RLUIPA tried to maintain the same basic legislative goals as RFRA, but includes that language about things like interstate commerce and federal money for the zoning section, and “compelling interests” for the prisoners’ rights section, because those are the very criteria set by the Supreme Court itself. In short, RLUIPA was Congress’s way of both having and eating its cake: it wanted more or less unlimited religious freedom for prisoners, easy land grabs for churches and synagogues, and it wanted it constitutional. To date, RLUIPA has not been found unconstitutional, and between the subtle but significant distinctions between it and RFRA, as well as the significantly changed composition of the Supreme Court between RFRA’s death and today (one new Bush appointee and two Obama appointees so far), it just isn’t possible for us to know how that would go.

Back to Bruce Rich. The Supreme Court, in addition to the multitude of specific tests that it uses for certain clauses and amendments, has “levels of scrutiny” for certain classes of laws that ask how closely a law needs to be examined in order to be a candidate for a more specific test. These levels range from the “rational basis” review, which applies to most ordinary Congressional enactments and which asks that a law be merely coherent, up through “strict scrutiny” and beyond, which burdens the government with proving that a law is the only practical way of achieving a vital state interest.

Because the Florida jail is trespassing on a positive right very specifically granted by the First Amendment, namely religion, the Court is undoubtedly going to apply the strict scrutiny level of examination, as it has consistently in cases like this for years. The Court is going to be very suspicious of the Florida prison’s already dubious-sounding claims about price and safety. I can’t speak to their specific circumstances, but the fact is that kosher food isn’t much different from non-kosher food price-wise, so that part of the objection is unlikely to be taken seriously. I can see some merit to the security claim, if you think about how they’re going to convey kosher food to the right people – separate serving lines? Bigger serving facilities?

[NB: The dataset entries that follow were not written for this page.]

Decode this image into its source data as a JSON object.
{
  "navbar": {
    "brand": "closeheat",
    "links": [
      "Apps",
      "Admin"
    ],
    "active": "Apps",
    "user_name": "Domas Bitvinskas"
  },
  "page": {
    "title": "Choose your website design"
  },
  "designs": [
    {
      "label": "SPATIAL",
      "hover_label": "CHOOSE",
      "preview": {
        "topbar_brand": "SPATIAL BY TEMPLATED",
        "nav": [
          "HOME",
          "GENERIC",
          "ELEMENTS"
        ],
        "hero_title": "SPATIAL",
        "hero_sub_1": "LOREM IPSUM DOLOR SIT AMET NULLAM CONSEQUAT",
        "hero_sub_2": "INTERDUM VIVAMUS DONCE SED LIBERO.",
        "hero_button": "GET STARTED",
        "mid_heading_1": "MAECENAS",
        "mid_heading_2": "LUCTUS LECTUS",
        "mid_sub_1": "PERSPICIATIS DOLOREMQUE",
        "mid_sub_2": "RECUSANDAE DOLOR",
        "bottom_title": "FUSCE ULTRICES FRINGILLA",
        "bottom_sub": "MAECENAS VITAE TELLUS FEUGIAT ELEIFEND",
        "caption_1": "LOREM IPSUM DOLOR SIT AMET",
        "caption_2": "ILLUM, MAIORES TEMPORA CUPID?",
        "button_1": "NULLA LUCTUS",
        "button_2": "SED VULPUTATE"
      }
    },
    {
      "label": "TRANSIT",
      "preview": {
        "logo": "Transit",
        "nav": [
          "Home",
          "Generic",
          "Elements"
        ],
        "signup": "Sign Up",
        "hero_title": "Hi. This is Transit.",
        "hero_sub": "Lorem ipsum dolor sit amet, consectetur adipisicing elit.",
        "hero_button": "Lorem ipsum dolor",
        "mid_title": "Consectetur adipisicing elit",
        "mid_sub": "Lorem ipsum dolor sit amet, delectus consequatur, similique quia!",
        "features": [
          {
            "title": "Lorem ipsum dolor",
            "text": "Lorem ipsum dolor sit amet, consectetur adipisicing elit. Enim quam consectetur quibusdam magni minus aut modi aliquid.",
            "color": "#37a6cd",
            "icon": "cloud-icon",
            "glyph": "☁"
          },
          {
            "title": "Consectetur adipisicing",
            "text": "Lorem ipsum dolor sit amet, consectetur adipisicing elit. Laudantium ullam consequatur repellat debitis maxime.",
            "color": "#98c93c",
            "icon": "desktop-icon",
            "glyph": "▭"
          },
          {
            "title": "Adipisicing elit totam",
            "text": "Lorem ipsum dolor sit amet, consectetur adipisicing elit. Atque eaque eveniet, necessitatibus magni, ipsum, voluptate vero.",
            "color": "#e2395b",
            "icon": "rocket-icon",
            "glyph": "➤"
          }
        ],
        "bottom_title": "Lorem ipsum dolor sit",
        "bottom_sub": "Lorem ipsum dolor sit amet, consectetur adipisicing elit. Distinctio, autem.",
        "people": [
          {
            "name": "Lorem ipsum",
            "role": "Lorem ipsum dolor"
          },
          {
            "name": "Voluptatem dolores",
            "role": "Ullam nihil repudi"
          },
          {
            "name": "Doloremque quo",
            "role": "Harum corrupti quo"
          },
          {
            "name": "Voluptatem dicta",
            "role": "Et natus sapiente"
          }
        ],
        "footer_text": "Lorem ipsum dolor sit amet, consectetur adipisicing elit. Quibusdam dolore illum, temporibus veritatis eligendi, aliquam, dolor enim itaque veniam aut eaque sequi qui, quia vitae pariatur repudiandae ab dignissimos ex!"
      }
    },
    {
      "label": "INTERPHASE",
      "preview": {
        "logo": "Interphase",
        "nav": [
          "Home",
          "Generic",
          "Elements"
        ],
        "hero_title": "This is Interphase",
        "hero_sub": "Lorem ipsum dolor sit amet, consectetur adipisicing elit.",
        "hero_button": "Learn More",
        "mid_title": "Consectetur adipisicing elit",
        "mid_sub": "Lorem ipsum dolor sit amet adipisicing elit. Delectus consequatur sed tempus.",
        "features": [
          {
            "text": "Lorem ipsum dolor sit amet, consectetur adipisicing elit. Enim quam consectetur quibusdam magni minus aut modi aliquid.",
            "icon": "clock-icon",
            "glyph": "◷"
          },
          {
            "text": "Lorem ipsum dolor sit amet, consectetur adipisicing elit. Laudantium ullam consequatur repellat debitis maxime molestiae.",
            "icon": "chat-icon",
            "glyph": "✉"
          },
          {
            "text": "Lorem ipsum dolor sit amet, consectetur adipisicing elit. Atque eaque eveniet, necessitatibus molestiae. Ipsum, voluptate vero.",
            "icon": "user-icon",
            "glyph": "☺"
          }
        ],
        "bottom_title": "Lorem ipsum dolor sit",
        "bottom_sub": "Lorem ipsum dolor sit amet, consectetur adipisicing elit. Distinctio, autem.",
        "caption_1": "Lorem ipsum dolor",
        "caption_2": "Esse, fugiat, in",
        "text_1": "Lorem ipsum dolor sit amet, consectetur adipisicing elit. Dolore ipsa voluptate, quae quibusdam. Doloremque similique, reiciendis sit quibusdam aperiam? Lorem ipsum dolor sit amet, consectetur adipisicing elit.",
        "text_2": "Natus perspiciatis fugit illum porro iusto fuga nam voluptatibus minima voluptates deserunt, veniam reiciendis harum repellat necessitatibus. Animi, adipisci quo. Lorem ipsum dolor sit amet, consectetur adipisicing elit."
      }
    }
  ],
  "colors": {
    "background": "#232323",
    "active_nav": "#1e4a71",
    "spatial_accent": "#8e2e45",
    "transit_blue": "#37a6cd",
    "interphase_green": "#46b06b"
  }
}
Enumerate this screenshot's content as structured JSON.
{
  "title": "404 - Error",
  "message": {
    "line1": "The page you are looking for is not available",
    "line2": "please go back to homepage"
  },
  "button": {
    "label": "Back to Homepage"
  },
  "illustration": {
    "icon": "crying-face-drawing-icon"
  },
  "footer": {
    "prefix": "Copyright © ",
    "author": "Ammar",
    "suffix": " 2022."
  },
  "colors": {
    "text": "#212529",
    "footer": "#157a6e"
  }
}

But remember, the government will have the burden of showing that denying kosher food to an Orthodox Jewish person who, after being deprived of a myriad of rights by virtue of just being in prison, has a demonstrable religious preference for it, is the best, which here means least intrusive upon religious practice, conceivable way of getting at the vital state interest of having safe and affordable prisons. I strongly doubt that having to label one more thing in the chow line is going to cut it as worth the bother.

Especially given the precedent Florida prisons have to rebut. A 2005 case, admittedly from a different circuit but pretty compelling in its fact pattern, saw the Supreme Court requiring an Ohio prison to bend over backwards to accommodate the needs of a Satanist, a Wiccan, and a white supremacist Christian. Their demands were for the possession of certain non-dangerous objects in their cells, though, whereas Bruce Rich may need as much as additional space in a cafeteria facility, so there might be some wriggle room for distinction there. There is another deceptive counterpoint in the precedent, Gardner v. Riska, deceptive in that its facially similar fact pattern has a fatal flaw. In Gardner, a Florida prisoner lost a suit asking for kosher meals. Game over, right? Well in that case, the case wasn’t dismissed because RLUIPA wouldn’t allow it, but because Gardner’s suit didn’t even deserve RLUIPA’s attention – it was more or less adjudicated to be a frivolous filing by a man who, according to undisputed affidavits from prison employees, was known to purchase and eat non-kosher foods even when there were kosher foods on the menu. So tough luck there.

All in all, my money is going on RLUIPA surviving a direct constitutional challenge and its provisions getting Mr. Rich his kosher meals. We’ll see how it turns out.